Snedeker et al., 1982). For this reason, as well as because trace mineral status may be low for many reasons, it was not considered feasible to use trace mineral status as an indicator of excess phosphorus intake. Nevertheless, given the trend toward increased use of phosphate additives in a variety of food products (Calvo and Heath, 1988; Calvo and Park, 1996), it would be well to be alert to the possibility of some interference in individuals with marginal trace mineral status.
Most of the studies that describe harmful effects of phosphorus intake used animal models. In extrapolating these data to humans, it is important to note that the phosphorus density of human diets represents the extreme low end of the continuum of standard diets for pets and laboratory animals. The median human dietary phosphorus density in the 1994 CSFII was very close to 62 mg (2.0 mmol)/100 kcal for all adults and for both sexes (Cleveland et al., 1996). By contrast, the diets of standard laboratory rats and mice have phosphorus densities ranging from 124 to 186 mg (4 to 6 mmol)/100 kcal. Cats and dogs have diets with densities close to 279 mg (9 mmol)/100 kcal, and laboratory primate diets average about 155 mg (5 mmol)/100 kcal.
As noted earlier, Pi is not, strictly speaking, regulated. Thus, a high phosphorus diet produces a higher level of plasma Pi, especially during the absorptive phase after eating. High Pi levels reduce urine calcium loss, reduce renal synthesis of 1,25(OH) 2D, reduce serum ionized calcium, and lead to increases in PTH release (Portale et al., 1989; Wood et al., 1988). These effects reflect adjustments in the control system that regulates the calcium economy and are not in themselves necessarily adverse.
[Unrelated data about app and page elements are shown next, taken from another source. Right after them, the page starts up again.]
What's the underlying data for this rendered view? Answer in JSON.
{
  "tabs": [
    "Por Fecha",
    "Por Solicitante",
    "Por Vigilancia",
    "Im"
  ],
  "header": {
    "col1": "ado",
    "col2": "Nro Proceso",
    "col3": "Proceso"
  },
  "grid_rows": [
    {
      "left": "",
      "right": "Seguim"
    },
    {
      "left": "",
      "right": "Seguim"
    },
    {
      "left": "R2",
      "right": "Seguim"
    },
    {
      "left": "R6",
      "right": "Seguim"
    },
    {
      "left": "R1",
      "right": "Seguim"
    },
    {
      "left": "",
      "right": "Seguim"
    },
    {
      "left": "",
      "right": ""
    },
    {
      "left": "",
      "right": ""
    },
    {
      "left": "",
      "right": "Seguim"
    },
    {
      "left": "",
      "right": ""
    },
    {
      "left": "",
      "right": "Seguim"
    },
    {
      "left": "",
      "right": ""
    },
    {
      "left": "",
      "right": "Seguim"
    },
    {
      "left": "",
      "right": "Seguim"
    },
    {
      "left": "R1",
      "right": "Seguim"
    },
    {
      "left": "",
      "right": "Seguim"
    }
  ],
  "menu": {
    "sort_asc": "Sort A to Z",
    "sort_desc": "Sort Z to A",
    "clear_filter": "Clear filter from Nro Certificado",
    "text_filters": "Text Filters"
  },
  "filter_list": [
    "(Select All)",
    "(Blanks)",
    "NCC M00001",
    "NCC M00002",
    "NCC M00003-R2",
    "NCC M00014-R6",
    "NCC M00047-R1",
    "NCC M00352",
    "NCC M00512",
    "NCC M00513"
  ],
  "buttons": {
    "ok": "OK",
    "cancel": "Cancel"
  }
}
As already noted, the reduction in 1,25(OH)2D synthesis may slightly mitigate the hyperphosphatemia by a small reduction in phosphorus absorption from the intestine.
It is known that added dietary phosphate loads of 1.5 to 2.5 g of inorganic phosphorus (as phosphate) in humans lead acutely to very slight drops in ECF [Ca2+] and to correspondingly elevated PTH concentrations (Calvo and Heath, 1988; Silverberg et al., 1986). It has been proposed that these adjustments in circulating calcium regulating hormones (associated with any elevation of serum Pi, even though within the usual normal range) could have adverse effects on the skeleton (Calvo and Heath, 1988; Calvo et al., 1988, 1990; Krook et al., 1975). The increase in PTH is often pre-